Visually, these Veteran’s Day naturalization ceremonies pull on the strings of the highest American ideals. On top of the vision of patriotism, the thickening of the melting pot and the defense of freedom, this one has the eye-catching complement of a soldier — certainly pre-Hurt Locker — on the move in a display at Virginia’s National Museum of the Marine Corps.
Still, the nostalgia must be tempered … knowing how much America excels when it comes to promise. It’s a scene that’s moot, for example, in regard to immigration reform and all who simply aspire to a fair shake, not a hand in the air. In terms of the American proposition, the photo might also be seen in dialogue with Ferguson, citizenship tested daily just by walking down the street.
A more careful reading also means probing beyond the kumbayah of this second photo, the light casting a glow around a woman in a hijab, originally from Pakistan, above all the gauzy flags. Knowing it’s also the first Veteran’s Day since Obama reversed course and re-engaged the fight in Iraq, challenging nuance-averse Americans with a jigsaw puzzle of Middle Eastern fair weather friends and foes, I’m just mindful of the veneer.
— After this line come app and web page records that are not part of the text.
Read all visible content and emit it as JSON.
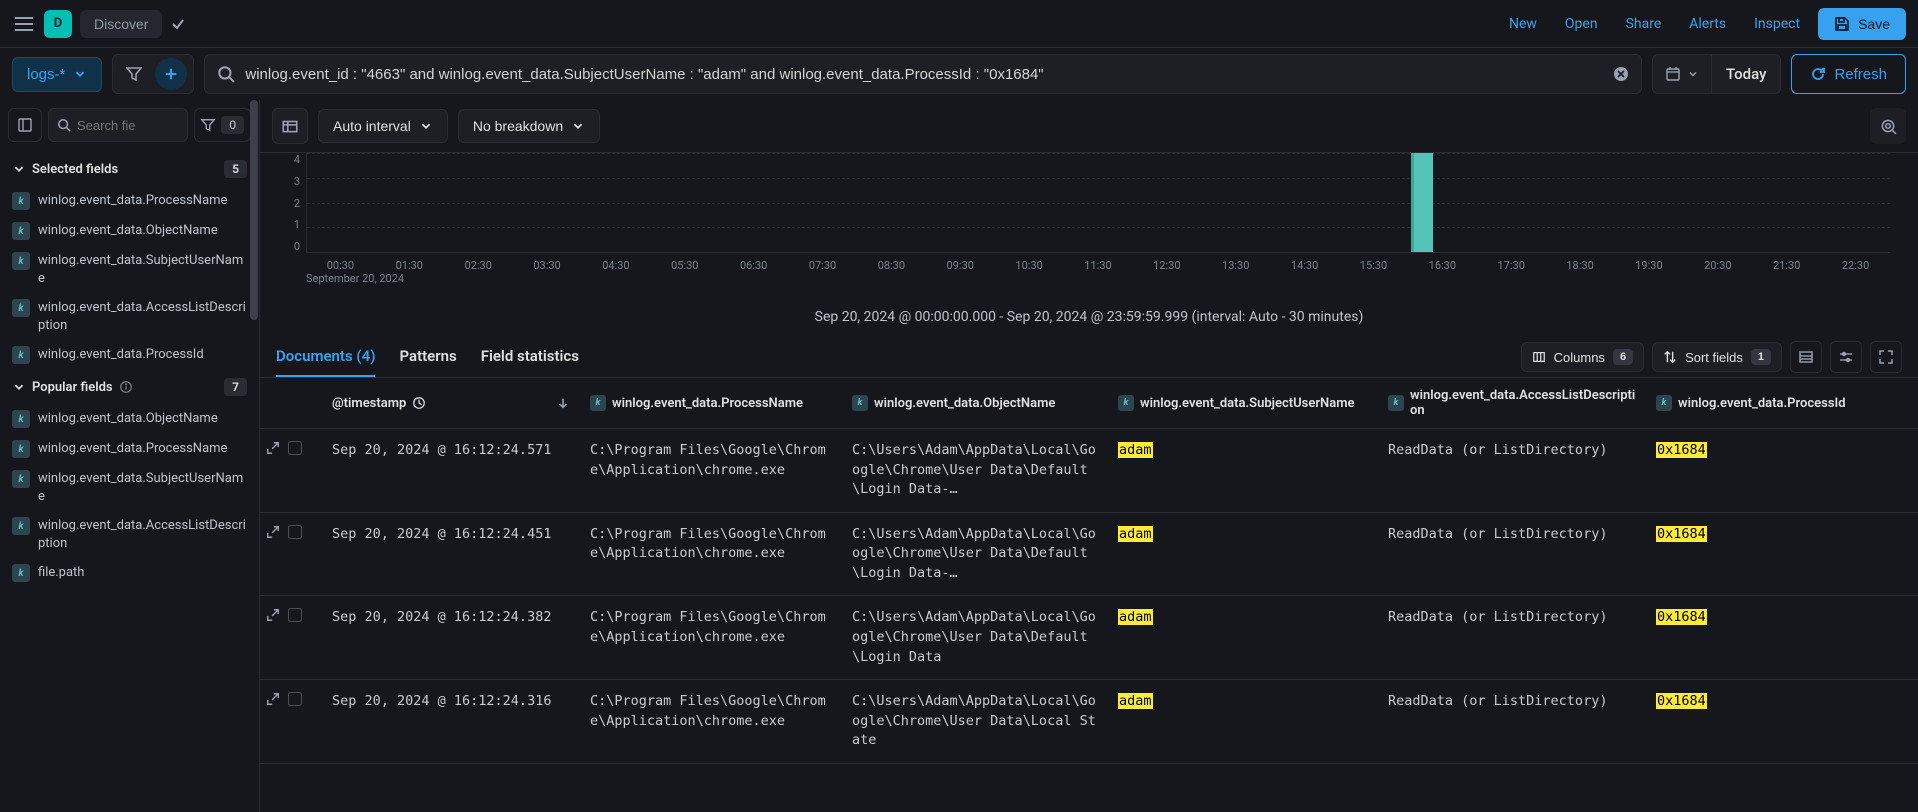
{
  "topnav": {
    "app_initial": "D",
    "breadcrumb": "Discover",
    "links": [
      "New",
      "Open",
      "Share",
      "Alerts",
      "Inspect"
    ],
    "save_label": "Save"
  },
  "querybar": {
    "index_pattern": "logs-*",
    "query": "winlog.event_id : \"4663\" and winlog.event_data.SubjectUserName : \"adam\" and winlog.event_data.ProcessId : \"0x1684\"",
    "date_label": "Today",
    "refresh_label": "Refresh"
  },
  "sidebar": {
    "search_placeholder": "Search fie",
    "filter_count": "0",
    "sections": {
      "selected": {
        "title": "Selected fields",
        "count": "5"
      },
      "popular": {
        "title": "Popular fields",
        "count": "7"
      }
    },
    "selected_fields": [
      {
        "type": "k",
        "name": "winlog.event_data.ProcessName"
      },
      {
        "type": "k",
        "name": "winlog.event_data.ObjectName"
      },
      {
        "type": "k",
        "name": "winlog.event_data.SubjectUserName"
      },
      {
        "type": "k",
        "name": "winlog.event_data.AccessListDescription"
      },
      {
        "type": "k",
        "name": "winlog.event_data.ProcessId"
      }
    ],
    "popular_fields": [
      {
        "type": "k",
        "name": "winlog.event_data.ObjectName"
      },
      {
        "type": "k",
        "name": "winlog.event_data.ProcessName"
      },
      {
        "type": "k",
        "name": "winlog.event_data.SubjectUserName"
      },
      {
        "type": "k",
        "name": "winlog.event_data.AccessListDescription"
      },
      {
        "type": "k",
        "name": "file.path"
      }
    ]
  },
  "histobar": {
    "interval": "Auto interval",
    "breakdown": "No breakdown"
  },
  "chart_data": {
    "type": "bar",
    "categories_x": [
      "00:30",
      "01:30",
      "02:30",
      "03:30",
      "04:30",
      "05:30",
      "06:30",
      "07:30",
      "08:30",
      "09:30",
      "10:30",
      "11:30",
      "12:30",
      "13:30",
      "14:30",
      "15:30",
      "16:30",
      "17:30",
      "18:30",
      "19:30",
      "20:30",
      "21:30",
      "22:30"
    ],
    "y_ticks": [
      "4",
      "3",
      "2",
      "1",
      "0"
    ],
    "bars": [
      {
        "x": "16:00",
        "value": 4
      }
    ],
    "title": "",
    "xlabel": "",
    "ylabel": "",
    "date_label_under": "September 20, 2024",
    "ylim": [
      0,
      4
    ]
  },
  "histo_summary": "Sep 20, 2024 @ 00:00:00.000 - Sep 20, 2024 @ 23:59:59.999 (interval: Auto - 30 minutes)",
  "tabs": {
    "documents": "Documents (4)",
    "patterns": "Patterns",
    "field_stats": "Field statistics"
  },
  "table_controls": {
    "columns_label": "Columns",
    "columns_count": "6",
    "sort_label": "Sort fields",
    "sort_count": "1"
  },
  "columns": {
    "timestamp": "@timestamp",
    "process": "winlog.event_data.ProcessName",
    "object": "winlog.event_data.ObjectName",
    "user": "winlog.event_data.SubjectUserName",
    "acl": "winlog.event_data.AccessListDescription",
    "pid": "winlog.event_data.ProcessId"
  },
  "rows": [
    {
      "timestamp": "Sep 20, 2024 @ 16:12:24.571",
      "process": "C:\\Program Files\\Google\\Chrome\\Application\\chrome.exe",
      "object": "C:\\Users\\Adam\\AppData\\Local\\Google\\Chrome\\User Data\\Default\\Login Data-…",
      "user": "adam",
      "acl": "ReadData (or ListDirectory)",
      "pid": "0x1684"
    },
    {
      "timestamp": "Sep 20, 2024 @ 16:12:24.451",
      "process": "C:\\Program Files\\Google\\Chrome\\Application\\chrome.exe",
      "object": "C:\\Users\\Adam\\AppData\\Local\\Google\\Chrome\\User Data\\Default\\Login Data-…",
      "user": "adam",
      "acl": "ReadData (or ListDirectory)",
      "pid": "0x1684"
    },
    {
      "timestamp": "Sep 20, 2024 @ 16:12:24.382",
      "process": "C:\\Program Files\\Google\\Chrome\\Application\\chrome.exe",
      "object": "C:\\Users\\Adam\\AppData\\Local\\Google\\Chrome\\User Data\\Default\\Login Data",
      "user": "adam",
      "acl": "ReadData (or ListDirectory)",
      "pid": "0x1684"
    },
    {
      "timestamp": "Sep 20, 2024 @ 16:12:24.316",
      "process": "C:\\Program Files\\Google\\Chrome\\Application\\chrome.exe",
      "object": "C:\\Users\\Adam\\AppData\\Local\\Google\\Chrome\\User Data\\Local State",
      "user": "adam",
      "acl": "ReadData (or ListDirectory)",
      "pid": "0x1684"
    }
  ]
}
(photos: Alex Wong/Getty Images caption: New citizens take the Oath of Allegiance during a naturalization ceremony November 10, 2014 at the National Museum of the Marine Corps in Triangle, Virginia. Service members, military veterans and civilians take part in 40 naturalization ceremonies across the country from November 7 – 14 to honor Veterans Day and become U.S. citizens. caption 2: Madiha Jamil (2nd L) of Ashburn, Virginia, who was originally from Pakistan, participates in a naturalization ceremony November 10, 2014 at the National Museum of the Marine Corps in Triangle, Virginia.)